Spend a day exploring the narrow lanes bursting with old world charm and the warmest of welcomes. Here relaxing spas rub shoulders with enticing merchants selling everything from spices and fabrics to antiques and art; while vivacious street art decorates the walls.
Stop for a bite at one of my favourites: a partially open-air art gallery-come-restaurant, the Kashi Art Café. Their cakes and sandwiches are literally the best. And if you fancy a cuppa in the afternoon, head to the teapot obsessed tea room, funnily enough named Teapot! For dinner check out the family run Dal Roti, a specialist in North Indian cuisine. Their Kati Rolls are a firm favourite among locals and visitors alike, packing out the small venue every night.
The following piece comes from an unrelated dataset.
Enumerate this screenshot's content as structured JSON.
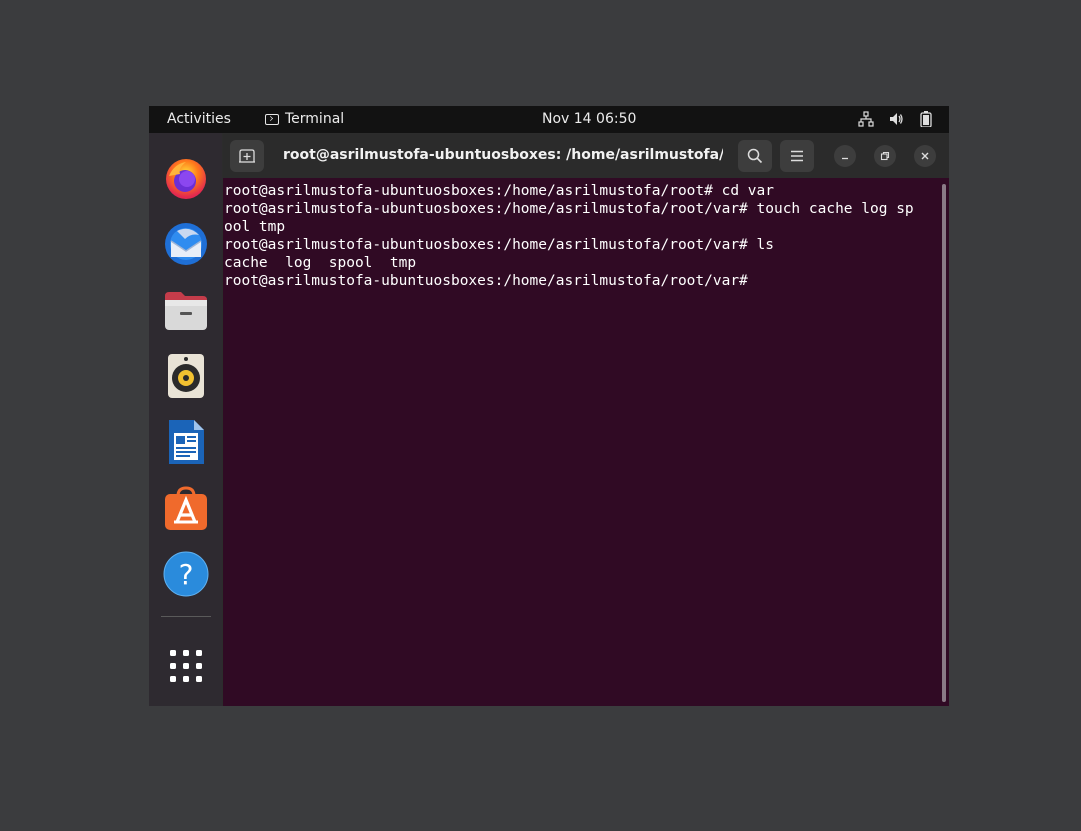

For a night of entertainment head to the Kerala Kathakali Centre for its traditional Kathakali dance performances. Unique to the state, the style combines dramatic movements, colourful costumes and outrageous make up. It’s a full house every week, so book your tickets earlier in the day. The centre also hosts musical performances featuring tabla and sitar as well as meditation and yoga sessions. For a bite beforehand, try the delicious Tibean restaurant next door, its noodle soups and dumplings are fabulous.
Once you’ve sussed all the best eateries, soak up the city’s rich history with a visit to the crumbling Mattancherry Palace, a museum housing Dutch, Portuguese and Indian artefacts as well as colourful murals and paintings. Along the way you’ll spot the striking Santa Cruz Basilica, which also houses relics from different eras of Kochi. The more humble St Francis Church, believed to be the oldest European-built church in India, is the place where adventurer Vasco de Gama was originally buried in 1524. Here you can visit his tomb and see the original site where he was buried. For a further glimpse into the area’s Portuguese roots, head to the Indo-Portuguese Museum, as well as the colourful Maritime Museum. Packed with artefacts including giant missiles and rocket launchers, this fascinating place vividly showcases Kochi’s proud naval presence.
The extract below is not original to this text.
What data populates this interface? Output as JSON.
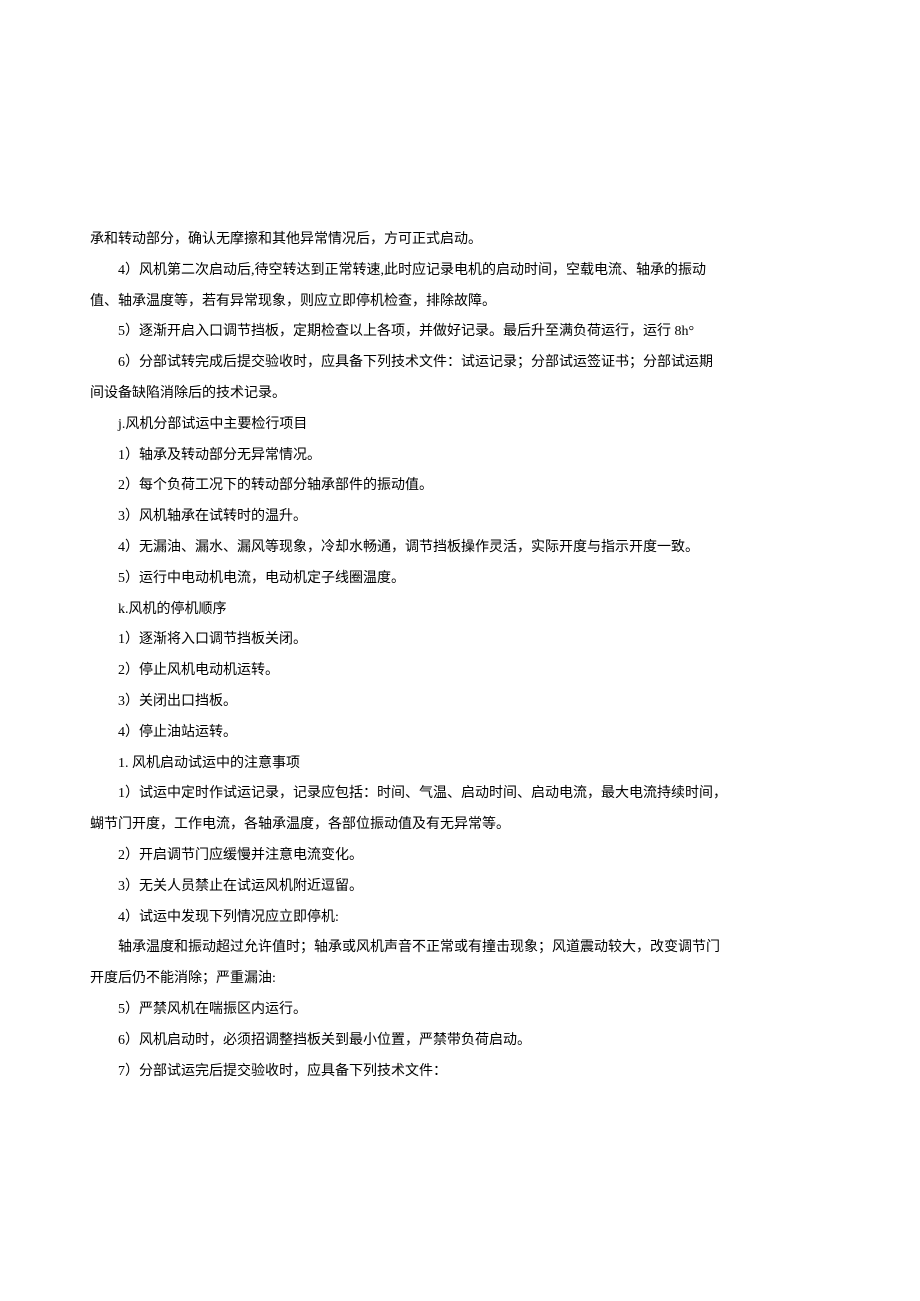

If time permits head to the impressive Hill Top Palace in nearby Tripunithura. Its extravagant 49-building palace complex was originally home to the Kochi royal family; though nowadays houses a vast collection of animals including deer, birds and a large dinosaur (statue).
Back in town, head to the vibrant Jew Town district, a bustling area of antique stores, fashion and jewellery outlets; as well as the hub of Kochi’s spice trade. Here you will also find the Pardesi Synagogue and clock tower, the focal point of Kochi’s thriving Jewish community. Dress modestly and head inside to see the decadent crystal chandeliers and elaborate décor made from gold, silver and hand painted tiles. If you’ve worked up an appetite, head to the nearby Ginger Café, an Aladdin’s Cave-like antique emporium and restaurant that overlooks the water; which serves the most amazing local cuisine.
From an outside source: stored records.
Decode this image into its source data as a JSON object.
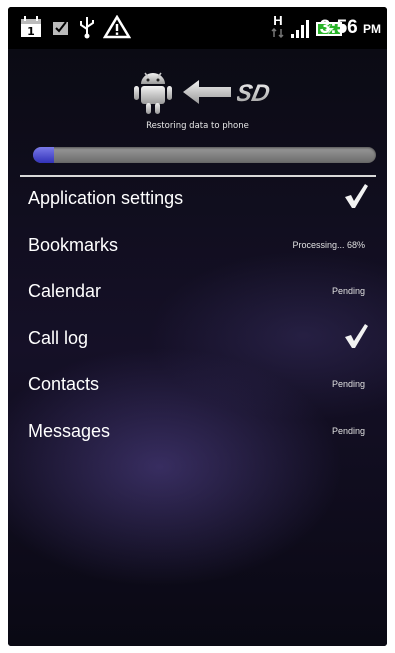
{
  "status_bar": {
    "time": "3:56",
    "ampm": "PM",
    "icons": [
      "calendar-icon",
      "checkbox-notification-icon",
      "usb-icon",
      "warning-icon",
      "h-network-icon",
      "signal-icon",
      "battery-charging-icon"
    ],
    "network_type": "H"
  },
  "restore": {
    "header_icons": [
      "android-robot-icon",
      "arrow-left-icon",
      "sd-card-icon"
    ],
    "sd_logo": "SD",
    "label": "Restoring data to phone",
    "progress": 0.06
  },
  "items": [
    {
      "label": "Application settings",
      "status": "",
      "done": true
    },
    {
      "label": "Bookmarks",
      "status": "Processing... 68%",
      "done": false
    },
    {
      "label": "Calendar",
      "status": "Pending",
      "done": false
    },
    {
      "label": "Call log",
      "status": "",
      "done": true
    },
    {
      "label": "Contacts",
      "status": "Pending",
      "done": false
    },
    {
      "label": "Messages",
      "status": "Pending",
      "done": false
    }
  ]
}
Finally a trip to Kochi would not be complete without checking out two things; firstly the enormous 13th century Chinese Fishing Nets. These giant contraptions stand tall along the city’s coastline, while teams of men work them every day, endeavouring to pull in the big one! If you want a have a go for yourself, the fishermen will be more than happy to oblige, though a tip is expected too.
The second thing you must check out is one of the famous Kerala backwater cruises. You can book one with your hotel or with an agent in town. Spend a day or two on one of the traditional houseboats, and just sit back and relax as you cruise down the palm-fringed scenic waterways. You will also be treated to a traditional meal served on a banana leaf as well as dropping in on some locals making fabric, rope, spices and wooden tools such as back scratchers and massagers; as well as harvesting fruit and vegetables. Watching them at work is fascinating stuff, and you’ll probably be tempted to make a purchase at the end.
Originally published on The Huffington Post UK – 11th November 2014